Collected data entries
**********

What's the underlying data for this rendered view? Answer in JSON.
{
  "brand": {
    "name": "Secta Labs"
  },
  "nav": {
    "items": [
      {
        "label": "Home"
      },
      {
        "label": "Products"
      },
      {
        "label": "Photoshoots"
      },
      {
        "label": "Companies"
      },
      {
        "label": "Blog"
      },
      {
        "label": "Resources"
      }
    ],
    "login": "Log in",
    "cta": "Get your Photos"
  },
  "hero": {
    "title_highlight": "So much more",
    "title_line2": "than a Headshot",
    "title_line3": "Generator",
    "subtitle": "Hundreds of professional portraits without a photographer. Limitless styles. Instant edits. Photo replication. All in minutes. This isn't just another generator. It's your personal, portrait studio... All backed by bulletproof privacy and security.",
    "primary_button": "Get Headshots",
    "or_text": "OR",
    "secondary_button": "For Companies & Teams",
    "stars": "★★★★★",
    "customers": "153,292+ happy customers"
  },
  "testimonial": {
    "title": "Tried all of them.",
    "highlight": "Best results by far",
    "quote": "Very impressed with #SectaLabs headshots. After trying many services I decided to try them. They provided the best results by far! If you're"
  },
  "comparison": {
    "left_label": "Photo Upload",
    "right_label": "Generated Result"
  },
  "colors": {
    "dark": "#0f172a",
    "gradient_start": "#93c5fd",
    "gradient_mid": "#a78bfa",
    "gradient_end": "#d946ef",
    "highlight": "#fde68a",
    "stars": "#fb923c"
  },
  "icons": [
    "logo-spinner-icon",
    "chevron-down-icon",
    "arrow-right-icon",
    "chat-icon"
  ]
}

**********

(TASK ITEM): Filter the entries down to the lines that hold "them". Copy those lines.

(ANSWER SECTION):
    "title": "Tried all of them.",
    "quote": "Very impressed with #SectaLabs headshots. After trying many services I decided to try them. They provided the best results by far! If you're"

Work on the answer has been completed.